Interface dataset entries -
○ ○ ○
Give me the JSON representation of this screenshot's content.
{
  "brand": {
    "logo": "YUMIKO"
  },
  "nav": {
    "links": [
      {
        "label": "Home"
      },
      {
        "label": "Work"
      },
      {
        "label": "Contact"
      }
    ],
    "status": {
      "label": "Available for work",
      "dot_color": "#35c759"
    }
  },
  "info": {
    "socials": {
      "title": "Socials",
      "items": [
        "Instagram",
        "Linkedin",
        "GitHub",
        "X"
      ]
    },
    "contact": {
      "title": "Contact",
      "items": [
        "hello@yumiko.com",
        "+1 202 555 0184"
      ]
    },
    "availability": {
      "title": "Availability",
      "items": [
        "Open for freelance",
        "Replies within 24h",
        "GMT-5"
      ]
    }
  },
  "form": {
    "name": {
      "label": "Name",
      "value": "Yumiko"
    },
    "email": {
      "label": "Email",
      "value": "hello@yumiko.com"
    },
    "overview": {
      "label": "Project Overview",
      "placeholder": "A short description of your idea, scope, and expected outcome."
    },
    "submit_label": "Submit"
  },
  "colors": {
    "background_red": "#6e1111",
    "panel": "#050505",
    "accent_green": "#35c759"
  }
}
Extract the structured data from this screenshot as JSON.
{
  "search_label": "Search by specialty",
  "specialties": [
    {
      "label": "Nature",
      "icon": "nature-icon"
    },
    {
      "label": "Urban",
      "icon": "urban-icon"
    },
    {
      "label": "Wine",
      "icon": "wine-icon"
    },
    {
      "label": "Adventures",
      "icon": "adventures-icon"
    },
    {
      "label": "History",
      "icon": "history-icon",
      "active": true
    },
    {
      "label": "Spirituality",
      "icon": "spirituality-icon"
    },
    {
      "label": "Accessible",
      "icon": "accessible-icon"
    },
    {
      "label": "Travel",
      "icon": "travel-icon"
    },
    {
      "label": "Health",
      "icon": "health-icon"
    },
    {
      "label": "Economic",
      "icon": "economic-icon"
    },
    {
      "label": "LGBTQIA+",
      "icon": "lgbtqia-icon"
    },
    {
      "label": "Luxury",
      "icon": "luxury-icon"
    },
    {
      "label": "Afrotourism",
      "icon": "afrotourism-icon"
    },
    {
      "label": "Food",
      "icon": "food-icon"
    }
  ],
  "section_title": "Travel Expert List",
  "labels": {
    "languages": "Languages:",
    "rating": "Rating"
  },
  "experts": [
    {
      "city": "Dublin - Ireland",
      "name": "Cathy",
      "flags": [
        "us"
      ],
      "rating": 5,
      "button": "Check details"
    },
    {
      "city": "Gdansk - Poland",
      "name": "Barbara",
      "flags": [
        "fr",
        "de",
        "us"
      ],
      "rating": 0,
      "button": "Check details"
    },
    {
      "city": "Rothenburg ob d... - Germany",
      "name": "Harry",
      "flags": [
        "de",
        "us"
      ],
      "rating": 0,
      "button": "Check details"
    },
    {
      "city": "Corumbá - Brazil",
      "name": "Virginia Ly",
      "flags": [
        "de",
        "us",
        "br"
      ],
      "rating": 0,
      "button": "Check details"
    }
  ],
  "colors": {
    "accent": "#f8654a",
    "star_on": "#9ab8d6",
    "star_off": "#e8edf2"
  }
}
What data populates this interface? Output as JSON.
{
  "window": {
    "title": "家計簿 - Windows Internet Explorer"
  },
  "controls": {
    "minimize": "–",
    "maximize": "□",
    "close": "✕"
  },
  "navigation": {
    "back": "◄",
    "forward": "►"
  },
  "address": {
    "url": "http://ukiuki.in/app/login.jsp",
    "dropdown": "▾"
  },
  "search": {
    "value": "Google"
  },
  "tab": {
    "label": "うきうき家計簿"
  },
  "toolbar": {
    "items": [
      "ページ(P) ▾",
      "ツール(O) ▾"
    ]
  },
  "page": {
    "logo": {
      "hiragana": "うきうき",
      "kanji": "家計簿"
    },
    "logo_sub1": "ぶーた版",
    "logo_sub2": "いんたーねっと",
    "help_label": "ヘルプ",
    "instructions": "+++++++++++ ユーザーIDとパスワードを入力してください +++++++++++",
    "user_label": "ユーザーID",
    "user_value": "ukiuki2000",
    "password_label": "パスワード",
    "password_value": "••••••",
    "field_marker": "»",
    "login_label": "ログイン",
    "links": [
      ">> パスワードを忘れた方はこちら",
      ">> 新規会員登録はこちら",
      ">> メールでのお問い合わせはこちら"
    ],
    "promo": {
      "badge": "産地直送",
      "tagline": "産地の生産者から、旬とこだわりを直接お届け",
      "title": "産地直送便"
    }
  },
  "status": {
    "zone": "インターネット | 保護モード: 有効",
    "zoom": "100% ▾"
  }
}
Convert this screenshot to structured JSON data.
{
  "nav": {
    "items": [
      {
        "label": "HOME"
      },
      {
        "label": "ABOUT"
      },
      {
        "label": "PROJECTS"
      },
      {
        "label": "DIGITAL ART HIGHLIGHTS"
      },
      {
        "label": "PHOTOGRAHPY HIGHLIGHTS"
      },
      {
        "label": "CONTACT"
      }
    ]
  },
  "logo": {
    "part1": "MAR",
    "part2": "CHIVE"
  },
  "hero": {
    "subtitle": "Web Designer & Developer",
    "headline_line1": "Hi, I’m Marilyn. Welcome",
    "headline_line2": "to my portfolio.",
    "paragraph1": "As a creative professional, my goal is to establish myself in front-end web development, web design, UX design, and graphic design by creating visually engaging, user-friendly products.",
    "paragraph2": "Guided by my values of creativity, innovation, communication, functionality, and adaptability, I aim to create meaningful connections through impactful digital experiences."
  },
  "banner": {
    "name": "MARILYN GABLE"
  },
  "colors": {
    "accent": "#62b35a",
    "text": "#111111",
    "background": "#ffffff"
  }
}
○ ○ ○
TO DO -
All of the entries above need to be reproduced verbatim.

ANSWER AREA -
Give me the JSON representation of this screenshot's content.
{
  "brand": {
    "logo": "YUMIKO"
  },
  "nav": {
    "links": [
      {
        "label": "Home"
      },
      {
        "label": "Work"
      },
      {
        "label": "Contact"
      }
    ],
    "status": {
      "label": "Available for work",
      "dot_color": "#35c759"
    }
  },
  "info": {
    "socials": {
      "title": "Socials",
      "items": [
        "Instagram",
        "Linkedin",
        "GitHub",
        "X"
      ]
    },
    "contact": {
      "title": "Contact",
      "items": [
        "hello@yumiko.com",
        "+1 202 555 0184"
      ]
    },
    "availability": {
      "title": "Availability",
      "items": [
        "Open for freelance",
        "Replies within 24h",
        "GMT-5"
      ]
    }
  },
  "form": {
    "name": {
      "label": "Name",
      "value": "Yumiko"
    },
    "email": {
      "label": "Email",
      "value": "hello@yumiko.com"
    },
    "overview": {
      "label": "Project Overview",
      "placeholder": "A short description of your idea, scope, and expected outcome."
    },
    "submit_label": "Submit"
  },
  "colors": {
    "background_red": "#6e1111",
    "panel": "#050505",
    "accent_green": "#35c759"
  }
}
Extract the structured data from this screenshot as JSON.
{
  "search_label": "Search by specialty",
  "specialties": [
    {
      "label": "Nature",
      "icon": "nature-icon"
    },
    {
      "label": "Urban",
      "icon": "urban-icon"
    },
    {
      "label": "Wine",
      "icon": "wine-icon"
    },
    {
      "label": "Adventures",
      "icon": "adventures-icon"
    },
    {
      "label": "History",
      "icon": "history-icon",
      "active": true
    },
    {
      "label": "Spirituality",
      "icon": "spirituality-icon"
    },
    {
      "label": "Accessible",
      "icon": "accessible-icon"
    },
    {
      "label": "Travel",
      "icon": "travel-icon"
    },
    {
      "label": "Health",
      "icon": "health-icon"
    },
    {
      "label": "Economic",
      "icon": "economic-icon"
    },
    {
      "label": "LGBTQIA+",
      "icon": "lgbtqia-icon"
    },
    {
      "label": "Luxury",
      "icon": "luxury-icon"
    },
    {
      "label": "Afrotourism",
      "icon": "afrotourism-icon"
    },
    {
      "label": "Food",
      "icon": "food-icon"
    }
  ],
  "section_title": "Travel Expert List",
  "labels": {
    "languages": "Languages:",
    "rating": "Rating"
  },
  "experts": [
    {
      "city": "Dublin - Ireland",
      "name": "Cathy",
      "flags": [
        "us"
      ],
      "rating": 5,
      "button": "Check details"
    },
    {
      "city": "Gdansk - Poland",
      "name": "Barbara",
      "flags": [
        "fr",
        "de",
        "us"
      ],
      "rating": 0,
      "button": "Check details"
    },
    {
      "city": "Rothenburg ob d... - Germany",
      "name": "Harry",
      "flags": [
        "de",
        "us"
      ],
      "rating": 0,
      "button": "Check details"
    },
    {
      "city": "Corumbá - Brazil",
      "name": "Virginia Ly",
      "flags": [
        "de",
        "us",
        "br"
      ],
      "rating": 0,
      "button": "Check details"
    }
  ],
  "colors": {
    "accent": "#f8654a",
    "star_on": "#9ab8d6",
    "star_off": "#e8edf2"
  }
}
What data populates this interface? Output as JSON.
{
  "window": {
    "title": "家計簿 - Windows Internet Explorer"
  },
  "controls": {
    "minimize": "–",
    "maximize": "□",
    "close": "✕"
  },
  "navigation": {
    "back": "◄",
    "forward": "►"
  },
  "address": {
    "url": "http://ukiuki.in/app/login.jsp",
    "dropdown": "▾"
  },
  "search": {
    "value": "Google"
  },
  "tab": {
    "label": "うきうき家計簿"
  },
  "toolbar": {
    "items": [
      "ページ(P) ▾",
      "ツール(O) ▾"
    ]
  },
  "page": {
    "logo": {
      "hiragana": "うきうき",
      "kanji": "家計簿"
    },
    "logo_sub1": "ぶーた版",
    "logo_sub2": "いんたーねっと",
    "help_label": "ヘルプ",
    "instructions": "+++++++++++ ユーザーIDとパスワードを入力してください +++++++++++",
    "user_label": "ユーザーID",
    "user_value": "ukiuki2000",
    "password_label": "パスワード",
    "password_value": "••••••",
    "field_marker": "»",
    "login_label": "ログイン",
    "links": [
      ">> パスワードを忘れた方はこちら",
      ">> 新規会員登録はこちら",
      ">> メールでのお問い合わせはこちら"
    ],
    "promo": {
      "badge": "産地直送",
      "tagline": "産地の生産者から、旬とこだわりを直接お届け",
      "title": "産地直送便"
    }
  },
  "status": {
    "zone": "インターネット | 保護モード: 有効",
    "zoom": "100% ▾"
  }
}
Convert this screenshot to structured JSON data.
{
  "nav": {
    "items": [
      {
        "label": "HOME"
      },
      {
        "label": "ABOUT"
      },
      {
        "label": "PROJECTS"
      },
      {
        "label": "DIGITAL ART HIGHLIGHTS"
      },
      {
        "label": "PHOTOGRAHPY HIGHLIGHTS"
      },
      {
        "label": "CONTACT"
      }
    ]
  },
  "logo": {
    "part1": "MAR",
    "part2": "CHIVE"
  },
  "hero": {
    "subtitle": "Web Designer & Developer",
    "headline_line1": "Hi, I’m Marilyn. Welcome",
    "headline_line2": "to my portfolio.",
    "paragraph1": "As a creative professional, my goal is to establish myself in front-end web development, web design, UX design, and graphic design by creating visually engaging, user-friendly products.",
    "paragraph2": "Guided by my values of creativity, innovation, communication, functionality, and adaptability, I aim to create meaningful connections through impactful digital experiences."
  },
  "banner": {
    "name": "MARILYN GABLE"
  },
  "colors": {
    "accent": "#62b35a",
    "text": "#111111",
    "background": "#ffffff"
  }
}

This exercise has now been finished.